    academy. In contrast, bios, acknowledgements and webpages provide venues for

    narrative self-representation which offer opportunities for writers to craft a more

    personal or “authentic” identity. So, in different ways, they are story-telling genres, and

    in them we can read the stories academics tell about themselves and the identities they

    are trying to create by doing so.

    Narrative, Identity and Academic Storytelling

    ILCEA, 31 | 2018


  • 6 Identity is a significant aspect of the relationship between individuals and institutions,

    and as a result is inscribed in the discourse choices made by community members when

    participating in valued genres. Whenever we speak we do so from within a specific
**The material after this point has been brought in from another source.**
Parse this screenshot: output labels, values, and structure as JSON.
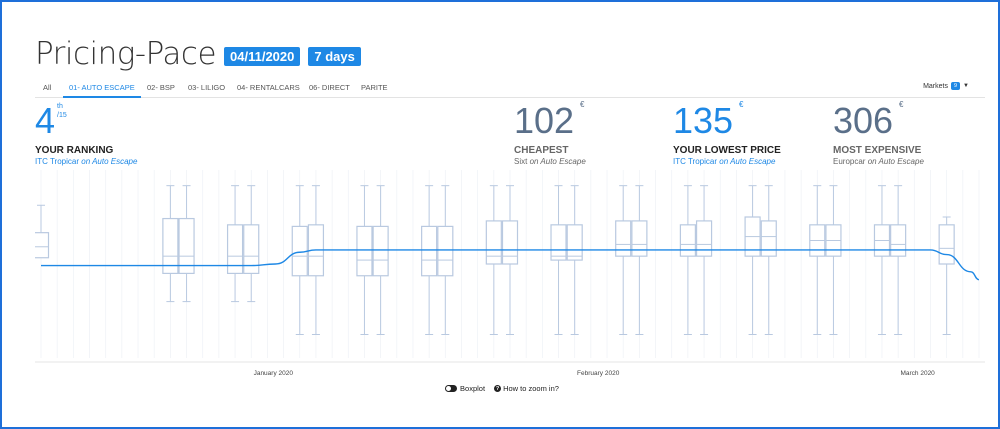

    “regime of language” (Kroskrity, 2000) and this is often not a matter of conscious

    individual awareness, but of routine and habit, accumulated, acquired and changed

    through myriad repeated interactions. This is what Bourdieu referred to as “habitus” and

    Foucault as our “archive”: the partially visible discursive systems which we take for

    granted and operate within. In other words, disciplinary discourses are evidence of

    mutual recognition and preferred patterns of alignment and we can recover something of

    these alignments and preferences through the study of collections of texts. Corpora are

    important here as they represent a speaker’s experience of language in a restricted

    domain and so provide evidence of typical choices in that domain.

    7 Corpora haven’t really been exploited as a way of looking at identity but they provide

    evidence of how we typically use language in a given context. So, by “dematerializing

    texts” away from actual concrete instances a corpus approach provides linguistic

    evidence of consistent rhetorical choices. Mapping typicality, it shows what is usual and

    what is deviant in collections of texts and so helps to reveal both underlying discourses

    and individual preferences. It brings to identity research evidence of how individuals,

    repeatedly and routinely, position themselves in relation to their readers so that in

    constructing knowledge and relationships they also construct themselves. In corpora,

    then, are traces of routine community practices and it is the repeated patterns of

    language that reveal actors’ preferences and so construct communities and the

    individuals who work in them (Hyland, 2012). Corpora can show us how individuals

    collectively and repeatedly assemble markers of “who they are” through interaction.

    8 So, these professional narrative genres are lik